12. Sage, “Encountering the Wilderness, Encountering the Mist,” 37.
13. Ibid., 36–37.
14. Andersen, “Inchelina,” 31.
15. Scott Mellor, “Hans Christian Andersen” (lecture, University of Wisconsin, February 12, 2014).
16. Andersen, “Inchelina,” 31.
17. “Romanticism,” Encyclopædia Britannica, October 30, 2014. http://global.britannica.com/EBchecked/topic/508675/Romanticism.
18. Andersen, “Inchelina,” 32.
19. Scott Mellor, “Hans Christian Andersen” (lecture, University of Wisconsin, February 12, 2014).
20. McIlvanney, “Feminist ‘Bildung’ in the Novels of Claire Etcherelli,” 68.
21. Andersen, “Inchelina,” 32.
22. Ibid., 35.
23. Ibid.
24. Scott Mellor, “Hans Christian Andersen” (lecture, University of Wisconsin, February 12, 2014).
25. McIlvanney, “Feminist ‘Bildung’ in the Novels of Claire Etcherelli,” 64.
26. Sage, “Encountering the Wilderness, Encountering the Mist,” 29.
27. Andersen, “Inchelina,” 33.
28. Ibid.
29. Robert Schwartz, “Unmasking the Bourgeois, The Romantic Era,” The France of Victor Hugo, last modified 10 May, 1999, https://www.mtholyoke.edu/courses/rschwart/hist255/jkr/romanticism.html.
30. Andersen, “Inchelina,” 34.
31. T.A. Burkill, “Romanticism, Existentialism and Religion,” Philosophy 30, no. 115 (1955): 324.
32. Ibid, 323.
33. Philip Blair Rice, “Existentialism and the Self,” The Kenyon Review 12, no. 2 (1950): 315.
34. Andersen, “Inchelina,” 36.
35. Ibid.
36. Ibid.
37. Rice, “Existentialism and the Self,” 316.
38. Andersen, “Inchelina,” 37.
39. Rice, “Existentialism and the Self,” 317.
40. Rice, “Existentialism and the Self,” 317.
41. Sage, “Encountering the Wilderness, Encountering the Mist,” 28.

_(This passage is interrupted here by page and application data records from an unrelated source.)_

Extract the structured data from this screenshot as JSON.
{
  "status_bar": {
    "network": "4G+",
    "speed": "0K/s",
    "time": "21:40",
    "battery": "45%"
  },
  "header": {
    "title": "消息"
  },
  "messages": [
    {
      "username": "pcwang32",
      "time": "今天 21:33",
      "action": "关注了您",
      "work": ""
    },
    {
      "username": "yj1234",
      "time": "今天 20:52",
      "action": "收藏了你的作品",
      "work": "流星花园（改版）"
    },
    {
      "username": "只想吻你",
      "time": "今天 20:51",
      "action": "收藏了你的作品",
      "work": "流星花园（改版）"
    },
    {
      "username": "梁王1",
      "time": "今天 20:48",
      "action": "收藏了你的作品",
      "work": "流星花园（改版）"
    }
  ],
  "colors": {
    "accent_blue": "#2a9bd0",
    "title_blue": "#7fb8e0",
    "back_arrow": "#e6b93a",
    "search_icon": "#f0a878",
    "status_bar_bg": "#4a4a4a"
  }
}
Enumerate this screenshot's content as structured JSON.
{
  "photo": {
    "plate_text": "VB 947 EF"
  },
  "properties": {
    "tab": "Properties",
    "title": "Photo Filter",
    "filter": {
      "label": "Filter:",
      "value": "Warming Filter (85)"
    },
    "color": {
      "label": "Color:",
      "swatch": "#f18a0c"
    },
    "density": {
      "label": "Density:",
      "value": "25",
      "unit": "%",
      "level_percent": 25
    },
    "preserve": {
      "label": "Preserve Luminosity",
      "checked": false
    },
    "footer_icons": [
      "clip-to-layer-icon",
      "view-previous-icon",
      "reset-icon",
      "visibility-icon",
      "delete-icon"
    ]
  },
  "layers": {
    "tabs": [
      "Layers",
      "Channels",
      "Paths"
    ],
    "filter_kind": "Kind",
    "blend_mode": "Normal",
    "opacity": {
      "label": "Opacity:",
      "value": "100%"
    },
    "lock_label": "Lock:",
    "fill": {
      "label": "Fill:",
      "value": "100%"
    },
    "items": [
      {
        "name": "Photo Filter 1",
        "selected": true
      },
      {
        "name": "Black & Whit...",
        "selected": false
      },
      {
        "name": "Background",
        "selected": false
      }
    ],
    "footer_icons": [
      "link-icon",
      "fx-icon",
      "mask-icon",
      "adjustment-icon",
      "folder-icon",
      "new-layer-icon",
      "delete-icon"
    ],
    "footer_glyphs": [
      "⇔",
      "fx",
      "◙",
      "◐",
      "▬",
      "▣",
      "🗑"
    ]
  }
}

42. Sage, “Encountering the Wilderness, Encountering the Mist,” 28.
43. Rice, “Existentialism and the Self,” 306.